### Work instructions
The entries that follow should be reproduced exactly, with no images carried over.

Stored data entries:

──────────────────────────────

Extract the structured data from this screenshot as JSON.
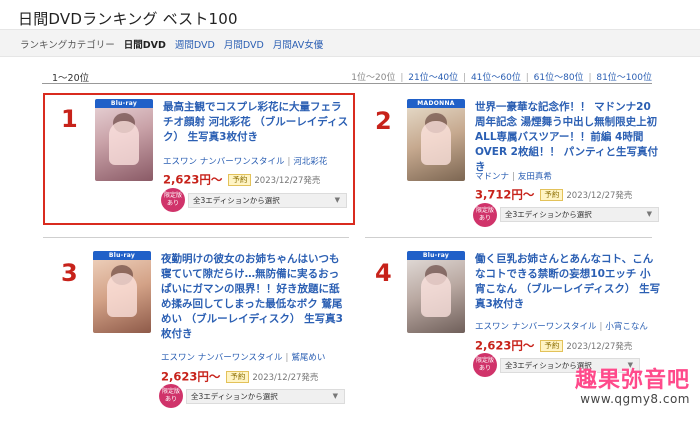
{
  "page_title": "日間DVDランキング ベスト100",
  "category_bar": {
    "label": "ランキングカテゴリー",
    "current": "日間DVD",
    "links": [
      "週間DVD",
      "月間DVD",
      "月間AV女優"
    ]
  },
  "range": {
    "current": "1〜20位",
    "pager": [
      "1位〜20位",
      "21位〜40位",
      "41位〜60位",
      "61位〜80位",
      "81位〜100位"
    ]
  },
  "items": [
    {
      "rank": "1",
      "title": "最高主観でコスプレ彩花に大量フェラチオ顔射 河北彩花 （ブルーレイディスク） 生写真3枚付き",
      "maker": "エスワン ナンバーワンスタイル",
      "performer": "河北彩花",
      "price": "2,623円〜",
      "reserve": "予約",
      "release": "2023/12/27発売",
      "badge": [
        "限定版",
        "あり"
      ],
      "edition": "全3エディションから選択"
    },
    {
      "rank": "2",
      "title": "世界一豪華な記念作！！ マドンナ20周年記念 湯煙舞う中出し無制限史上初ALL専属バスツアー！！前編 4時間OVER 2枚組！！ パンティと生写真付き",
      "maker": "マドンナ",
      "performer": "友田真希",
      "price": "3,712円〜",
      "reserve": "予約",
      "release": "2023/12/27発売",
      "badge": [
        "限定版",
        "あり"
      ],
      "edition": "全3エディションから選択"
    },
    {
      "rank": "3",
      "title": "夜勤明けの彼女のお姉ちゃんはいつも寝ていて隙だらけ…無防備に実るおっぱいにガマンの限界！！好き放題に舐め揉み回してしまった最低なボク 鷲尾めい （ブルーレイディスク） 生写真3枚付き",
      "maker": "エスワン ナンバーワンスタイル",
      "performer": "鷲尾めい",
      "price": "2,623円〜",
      "reserve": "予約",
      "release": "2023/12/27発売",
      "badge": [
        "限定版",
        "あり"
      ],
      "edition": "全3エディションから選択"
    },
    {
      "rank": "4",
      "title": "働く巨乳お姉さんとあんなコト、こんなコトできる禁断の妄想10エッチ 小宵こなん （ブルーレイディスク） 生写真3枚付き",
      "maker": "エスワン ナンバーワンスタイル",
      "performer": "小宵こなん",
      "price": "2,623円〜",
      "reserve": "予約",
      "release": "2023/12/27発売",
      "badge": [
        "限定版",
        "あり"
      ],
      "edition": "全3エディションから選択"
    }
  ],
  "watermark": {
    "main": "趣果弥音吧",
    "url": "www.qgmy8.com"
  },
  "colors": {
    "rank_red": "#c7221a",
    "link_blue": "#2b5fb3",
    "highlight_border": "#d92b1f",
    "badge_pink": "#d0336a"
  }
}
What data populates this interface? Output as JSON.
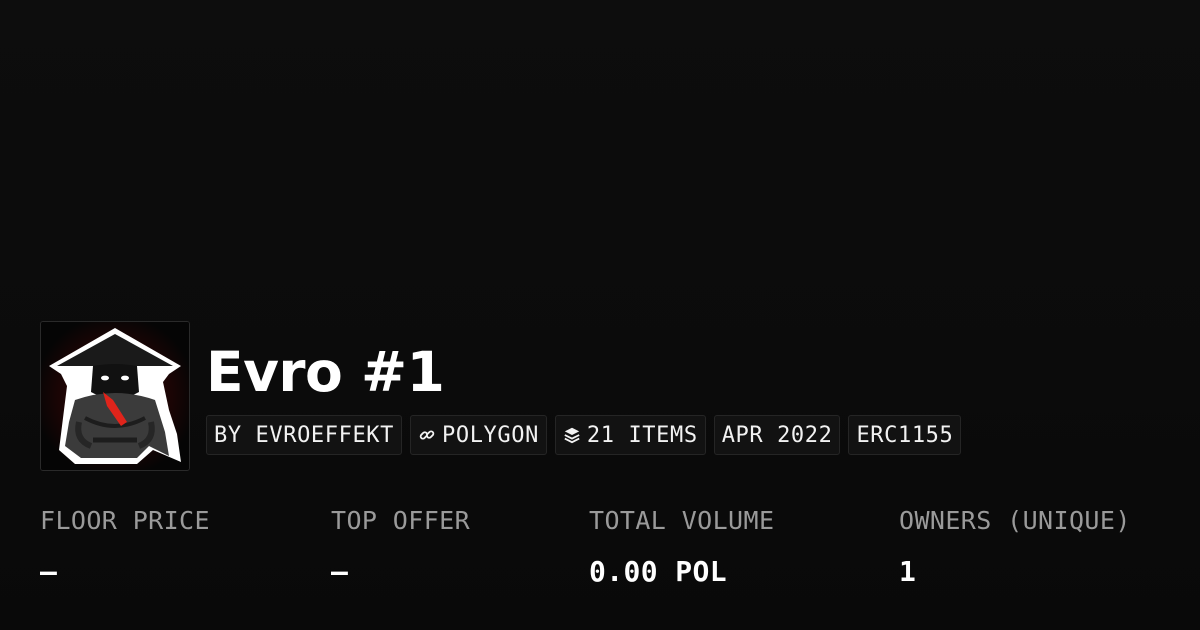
{
  "collection": {
    "title": "Evro #1",
    "avatar_icon": "ninja-logo-icon"
  },
  "badges": [
    {
      "label": "BY EVROEFFEKT",
      "icon": null
    },
    {
      "label": "POLYGON",
      "icon": "link-icon"
    },
    {
      "label": "21 ITEMS",
      "icon": "layers-icon"
    },
    {
      "label": "APR 2022",
      "icon": null
    },
    {
      "label": "ERC1155",
      "icon": null
    }
  ],
  "stats": {
    "floor_price": {
      "label": "FLOOR PRICE",
      "value": "–"
    },
    "top_offer": {
      "label": "TOP OFFER",
      "value": "–"
    },
    "total_volume": {
      "label": "TOTAL VOLUME",
      "value": "0.00 POL"
    },
    "owners": {
      "label": "OWNERS (UNIQUE)",
      "value": "1"
    }
  },
  "colors": {
    "background": "#0b0b0b",
    "text_primary": "#ffffff",
    "text_muted": "#9a9a9a",
    "badge_bg": "#121212",
    "badge_border": "#252525",
    "accent_red": "#e0241b"
  }
}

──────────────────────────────

### Your response
Extract the structured data from this screenshot as JSON.
{
  "page_title": "日間DVDランキング ベスト100",
  "category_bar": {
    "label": "ランキングカテゴリー",
    "current": "日間DVD",
    "links": [
      "週間DVD",
      "月間DVD",
      "月間AV女優"
    ]
  },
  "range": {
    "current": "1〜20位",
    "pager": [
      "1位〜20位",
      "21位〜40位",
      "41位〜60位",
      "61位〜80位",
      "81位〜100位"
    ]
  },
  "items": [
    {
      "rank": "1",
      "title": "最高主観でコスプレ彩花に大量フェラチオ顔射 河北彩花 （ブルーレイディスク） 生写真3枚付き",
      "maker": "エスワン ナンバーワンスタイル",
      "performer": "河北彩花",
      "price": "2,623円〜",
      "reserve": "予約",
      "release": "2023/12/27発売",
      "badge": [
        "限定版",
        "あり"
      ],
      "edition": "全3エディションから選択"
    },
    {
      "rank": "2",
      "title": "世界一豪華な記念作！！ マドンナ20周年記念 湯煙舞う中出し無制限史上初ALL専属バスツアー！！前編 4時間OVER 2枚組！！ パンティと生写真付き",
      "maker": "マドンナ",
      "performer": "友田真希",
      "price": "3,712円〜",
      "reserve": "予約",
      "release": "2023/12/27発売",
      "badge": [
        "限定版",
        "あり"
      ],
      "edition": "全3エディションから選択"
    },
    {
      "rank": "3",
      "title": "夜勤明けの彼女のお姉ちゃんはいつも寝ていて隙だらけ…無防備に実るおっぱいにガマンの限界！！好き放題に舐め揉み回してしまった最低なボク 鷲尾めい （ブルーレイディスク） 生写真3枚付き",
      "maker": "エスワン ナンバーワンスタイル",
      "performer": "鷲尾めい",
      "price": "2,623円〜",
      "reserve": "予約",
      "release": "2023/12/27発売",
      "badge": [
        "限定版",
        "あり"
      ],
      "edition": "全3エディションから選択"
    },
    {
      "rank": "4",
      "title": "働く巨乳お姉さんとあんなコト、こんなコトできる禁断の妄想10エッチ 小宵こなん （ブルーレイディスク） 生写真3枚付き",
      "maker": "エスワン ナンバーワンスタイル",
      "performer": "小宵こなん",
      "price": "2,623円〜",
      "reserve": "予約",
      "release": "2023/12/27発売",
      "badge": [
        "限定版",
        "あり"
      ],
      "edition": "全3エディションから選択"
    }
  ],
  "watermark": {
    "main": "趣果弥音吧",
    "url": "www.qgmy8.com"
  },
  "colors": {
    "rank_red": "#c7221a",
    "link_blue": "#2b5fb3",
    "highlight_border": "#d92b1f",
    "badge_pink": "#d0336a"
  }
}
What data populates this interface? Output as JSON.
{
  "collection": {
    "title": "Evro #1",
    "avatar_icon": "ninja-logo-icon"
  },
  "badges": [
    {
      "label": "BY EVROEFFEKT",
      "icon": null
    },
    {
      "label": "POLYGON",
      "icon": "link-icon"
    },
    {
      "label": "21 ITEMS",
      "icon": "layers-icon"
    },
    {
      "label": "APR 2022",
      "icon": null
    },
    {
      "label": "ERC1155",
      "icon": null
    }
  ],
  "stats": {
    "floor_price": {
      "label": "FLOOR PRICE",
      "value": "–"
    },
    "top_offer": {
      "label": "TOP OFFER",
      "value": "–"
    },
    "total_volume": {
      "label": "TOTAL VOLUME",
      "value": "0.00 POL"
    },
    "owners": {
      "label": "OWNERS (UNIQUE)",
      "value": "1"
    }
  },
  "colors": {
    "background": "#0b0b0b",
    "text_primary": "#ffffff",
    "text_muted": "#9a9a9a",
    "badge_bg": "#121212",
    "badge_border": "#252525",
    "accent_red": "#e0241b"
  }
}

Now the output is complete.